The language of the text is very easy to comprehend regardless of one’s level of education. The cultural elements of the locale was evident in the play as there were a lot of transliterated proverbs in the script; for instance-
A roaring Lion kills no prey.
The baby who cries to stop its mother’s sleep, it too will suffer the anguish of not sleeping.
When a child is a failure in life, the mother bears the blame. When the child succeeds the credit naturally goes to the father.
A hawk must catch a chicken.
It is the water that is spilt. The calabash is still unbroken.
However, I am finding it difficult to get the Yoruba equivalent of the phrase “it is well”. It sounds quite ecclesiastical.
Notable Yoruba hamlets mentioned in the text include Olorisa Oko, Ado-Awaye, Iseyin, Ilorin, Ilora, Ibadan, Abeokuta. Others are Upper Ogun which is believed to be the whole of Oke-Ogun, Oyo, Sabe, Popo, Ilugun, Iwawun and Ido. The prominent history, of the era that permeated the text included the dreaded Diahomey invasion and the spread of the gospel into the hinterland. The pioneering work of Thomas Jefferson Bowen of the Baptist Mission and the takeover by Revd Mann of the Church Mission Society (Anglican) in the community.

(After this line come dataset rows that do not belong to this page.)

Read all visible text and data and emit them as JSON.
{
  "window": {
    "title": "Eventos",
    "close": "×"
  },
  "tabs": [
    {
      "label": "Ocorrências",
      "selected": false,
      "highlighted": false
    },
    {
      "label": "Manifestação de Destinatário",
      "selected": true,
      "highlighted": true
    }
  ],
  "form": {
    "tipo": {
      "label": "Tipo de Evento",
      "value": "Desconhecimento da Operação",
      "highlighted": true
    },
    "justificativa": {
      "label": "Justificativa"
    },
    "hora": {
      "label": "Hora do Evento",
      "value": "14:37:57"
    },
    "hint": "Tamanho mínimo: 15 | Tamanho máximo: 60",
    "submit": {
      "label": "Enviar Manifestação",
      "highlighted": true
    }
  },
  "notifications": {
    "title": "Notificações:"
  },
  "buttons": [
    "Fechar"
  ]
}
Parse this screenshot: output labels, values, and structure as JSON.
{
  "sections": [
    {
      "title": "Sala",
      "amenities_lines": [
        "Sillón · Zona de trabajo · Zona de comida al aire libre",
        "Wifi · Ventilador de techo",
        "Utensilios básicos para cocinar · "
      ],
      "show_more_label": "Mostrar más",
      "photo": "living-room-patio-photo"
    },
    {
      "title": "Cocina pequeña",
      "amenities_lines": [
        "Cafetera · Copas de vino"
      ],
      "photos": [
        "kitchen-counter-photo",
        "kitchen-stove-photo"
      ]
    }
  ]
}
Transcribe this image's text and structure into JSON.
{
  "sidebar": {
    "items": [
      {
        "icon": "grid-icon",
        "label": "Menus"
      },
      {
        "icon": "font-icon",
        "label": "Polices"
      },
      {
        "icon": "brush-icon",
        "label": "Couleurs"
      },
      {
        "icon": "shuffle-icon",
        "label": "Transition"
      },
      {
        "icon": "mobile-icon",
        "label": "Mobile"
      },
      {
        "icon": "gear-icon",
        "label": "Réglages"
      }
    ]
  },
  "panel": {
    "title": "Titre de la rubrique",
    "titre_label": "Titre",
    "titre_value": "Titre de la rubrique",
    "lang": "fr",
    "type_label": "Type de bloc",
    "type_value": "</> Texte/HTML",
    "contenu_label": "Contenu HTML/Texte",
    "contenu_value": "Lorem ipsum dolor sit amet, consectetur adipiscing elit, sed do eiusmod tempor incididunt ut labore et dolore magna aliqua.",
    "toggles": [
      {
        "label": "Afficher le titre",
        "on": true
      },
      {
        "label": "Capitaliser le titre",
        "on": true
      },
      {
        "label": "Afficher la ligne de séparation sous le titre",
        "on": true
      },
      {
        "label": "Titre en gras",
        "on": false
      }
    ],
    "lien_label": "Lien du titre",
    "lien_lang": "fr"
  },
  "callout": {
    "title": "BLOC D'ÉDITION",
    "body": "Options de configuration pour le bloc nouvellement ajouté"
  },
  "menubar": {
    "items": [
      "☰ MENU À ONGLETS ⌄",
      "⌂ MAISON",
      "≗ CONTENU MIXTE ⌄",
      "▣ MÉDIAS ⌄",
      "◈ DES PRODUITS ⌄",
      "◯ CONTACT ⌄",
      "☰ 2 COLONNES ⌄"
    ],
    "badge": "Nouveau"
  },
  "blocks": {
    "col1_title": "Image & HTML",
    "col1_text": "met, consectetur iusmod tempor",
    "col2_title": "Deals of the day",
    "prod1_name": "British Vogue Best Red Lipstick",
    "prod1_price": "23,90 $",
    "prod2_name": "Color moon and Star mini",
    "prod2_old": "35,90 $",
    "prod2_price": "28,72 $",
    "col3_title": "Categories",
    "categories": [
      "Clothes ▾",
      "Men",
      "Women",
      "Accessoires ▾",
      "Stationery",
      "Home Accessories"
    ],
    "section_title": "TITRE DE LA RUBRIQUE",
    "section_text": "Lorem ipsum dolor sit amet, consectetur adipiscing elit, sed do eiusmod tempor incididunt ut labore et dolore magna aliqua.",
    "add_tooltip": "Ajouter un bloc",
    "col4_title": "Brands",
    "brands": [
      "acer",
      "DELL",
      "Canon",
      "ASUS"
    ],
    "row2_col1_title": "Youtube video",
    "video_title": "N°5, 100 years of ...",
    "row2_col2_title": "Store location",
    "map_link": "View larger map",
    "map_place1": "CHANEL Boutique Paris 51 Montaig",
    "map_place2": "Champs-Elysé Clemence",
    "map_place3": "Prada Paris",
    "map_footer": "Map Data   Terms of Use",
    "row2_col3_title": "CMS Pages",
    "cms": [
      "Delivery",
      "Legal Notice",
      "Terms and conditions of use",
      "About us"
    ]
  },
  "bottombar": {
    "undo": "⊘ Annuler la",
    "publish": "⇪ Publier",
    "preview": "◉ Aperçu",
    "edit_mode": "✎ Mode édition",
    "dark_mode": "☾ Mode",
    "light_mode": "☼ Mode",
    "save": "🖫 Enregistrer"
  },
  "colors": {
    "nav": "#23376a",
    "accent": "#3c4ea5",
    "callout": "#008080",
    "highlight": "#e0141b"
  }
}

The shortest scene in the play is Act 3, Scene 3 which is situated in the home of Revd and Mrs Mann. One fundamental thing that can be learnt from the role of the Manns in the drama is the documentation. They had diaries where they recorded virtually all the milestones and this kept the dates. There are many detailed history that can only be seen from the worldview of the colonialists and missionaries because of their documentation habits.
This historical text is an exposition of the ways in which notable histories revolved around tradition and the causes of uprisings in Yoruba land as a whole. Kurunmi stood by this tradition, he defended with all his might and the blood of Ijaiye people. He went the way of the Generalissimo after he lost the war.